Beautiful Union Studio, devoted to the promotion of women¨s independence
through visual media.

Women 50 Minutes
Directed by Shi Tou, 50 mins; 2006; English Subtitles
Composed from footage shot in the developing regions of Tibet, Qinghai
and the southwest, as well as metropolitan Beijing between 2000 and 2004,
the film presents at once a meditative and provocative panorama of China
in transformation and the changing lives of women. Its combination of
narrative and experimental moments provides an edgy and beautiful
counterpoint to more straightforward recent social documentary.

Roundtable discussion: featuring Shi-yan Chao (Cinema Studies, NYU), Mai
Kiang (Cinema Studies, NYU and Institute of Tongzhi Studies), and Chris
Straayer (Cinema Studies, NYU) who will also moderate the discussions.

6-7 pm: Closing Reception

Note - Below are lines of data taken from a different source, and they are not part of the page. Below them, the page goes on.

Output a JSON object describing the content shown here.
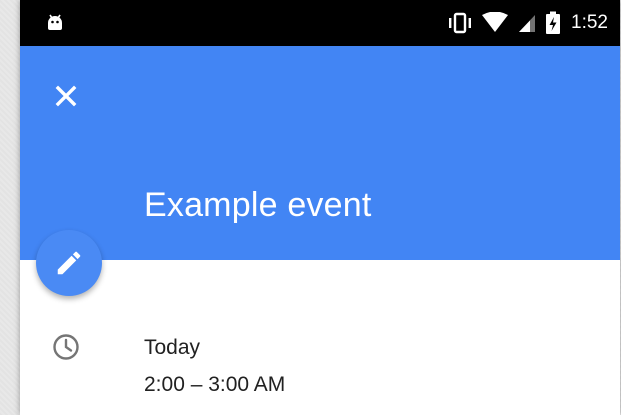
{
  "status_bar": {
    "time": "1:52",
    "icons": [
      "android-debug-icon",
      "vibrate-icon",
      "wifi-icon",
      "signal-icon",
      "battery-charging-icon"
    ]
  },
  "app_bar": {
    "close_icon": "close-icon",
    "title": "Example event",
    "color": "#4285f4"
  },
  "fab": {
    "icon": "edit-pencil-icon",
    "color": "#4a8af4"
  },
  "event_details": {
    "icon": "clock-icon",
    "date": "Today",
    "time_range": "2:00 – 3:00 AM"
  }
}
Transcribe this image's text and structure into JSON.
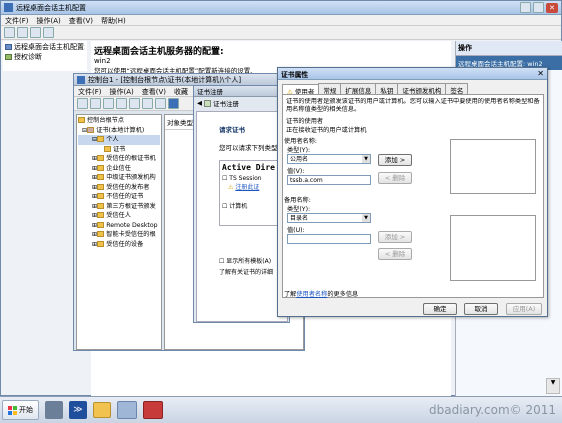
{
  "main": {
    "title": "远程桌面会话主机配置",
    "menu": [
      "文件(F)",
      "操作(A)",
      "查看(V)",
      "帮助(H)"
    ],
    "tree": [
      "远程桌面会话主机配置: win2",
      "授权诊断"
    ],
    "heading": "远程桌面会话主机服务器的配置:",
    "server": "win2",
    "desc": "您可以使用“远程桌面会话主机配置”配置新连接的设置、"
  },
  "actions": {
    "title": "操作",
    "item": "远程桌面会话主机配置: win2"
  },
  "mmc": {
    "title": "控制台1 - [控制台根节点\\证书(本地计算机)\\个人]",
    "menu": [
      "文件(F)",
      "操作(A)",
      "查看(V)",
      "收藏"
    ],
    "tree": [
      "控制台根节点",
      "证书(本地计算机)",
      "个人",
      "证书",
      "受信任的根证书机",
      "企业信任",
      "中级证书颁发机构",
      "受信任的发布者",
      "不信任的证书",
      "第三方根证书颁发",
      "受信任人",
      "Remote Desktop",
      "智能卡受信任的根",
      "受信任的设备"
    ],
    "col": "对象类型"
  },
  "enroll": {
    "title": "证书注册",
    "header": "证书注册",
    "heading": "请求证书",
    "desc": "您可以请求下列类型",
    "section": "Active Dire",
    "item1": "TS Session",
    "item1_link": "注册此证",
    "item2": "计算机",
    "show_all": "显示所有模板(A)",
    "learn": "了解有关证书的详细"
  },
  "props": {
    "title": "证书属性",
    "tabs": [
      "使用者",
      "常规",
      "扩展信息",
      "私钥",
      "证书颁发机构",
      "签名"
    ],
    "info": "证书的使用者是颁发该证书的用户或计算机。您可以输入证书中要使用的使用者名称类型和备用名称值类型的相关信息。",
    "subject_label": "证书的使用者",
    "subject_desc": "正在接收证书的用户或计算机",
    "subj_name": "使用者名称:",
    "type_label": "类型(Y):",
    "type_val": "公用名",
    "value_label": "值(V):",
    "value_val": "tssb.a.com",
    "alt_name": "备用名称:",
    "alt_type_label": "类型(Y):",
    "alt_type_val": "目录名",
    "alt_value_label": "值(U):",
    "add": "添加 >",
    "remove": "< 删除",
    "add2": "添加 >",
    "remove2": "< 删除",
    "learn_prefix": "了解",
    "learn_link": "使用者名称",
    "learn_suffix": "的更多信息",
    "ok": "确定",
    "cancel": "取消",
    "apply": "应用(A)"
  },
  "taskbar": {
    "start": "开始",
    "watermark": "dbadiary.com© 2011"
  }
}
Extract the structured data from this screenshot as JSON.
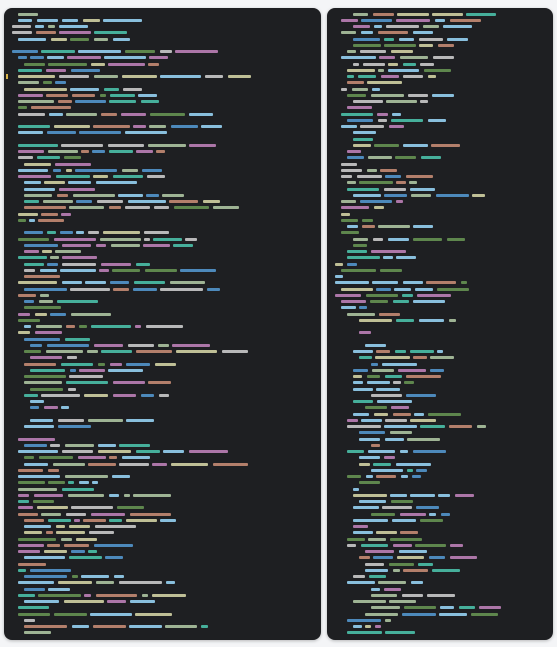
{
  "theme": {
    "editor_background": "#1e1f22",
    "page_background": "#f4f5f7",
    "syntax_colors": {
      "keyword": "#c586c0",
      "variable": "#9cdcfe",
      "string": "#ce9178",
      "function": "#dcdcaa",
      "tag": "#569cd6",
      "attribute": "#9cdcfe",
      "comment": "#6a9955",
      "punctuation": "#d4d4d4",
      "type": "#4ec9b0",
      "number": "#b5cea8"
    }
  },
  "panes": [
    {
      "name": "left-code-pane",
      "language": "javascript",
      "visible_text": []
    },
    {
      "name": "right-code-pane",
      "language": "html",
      "visible_text": []
    }
  ]
}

The third Reel China Documentary Festival will be co-presented at New York
University by the Department of Cinema Studies, the Center for Religion
and Media, the Center for Media, Culture and History, and the Institute
for Tongzhi Studies. The program at NYU is coorganized by Zhang Zhen,
Angela Zito and Mai Kiang of New York University, and Michael Pingjie
Zhang and Catherine Jin of the REC Foundation, New York.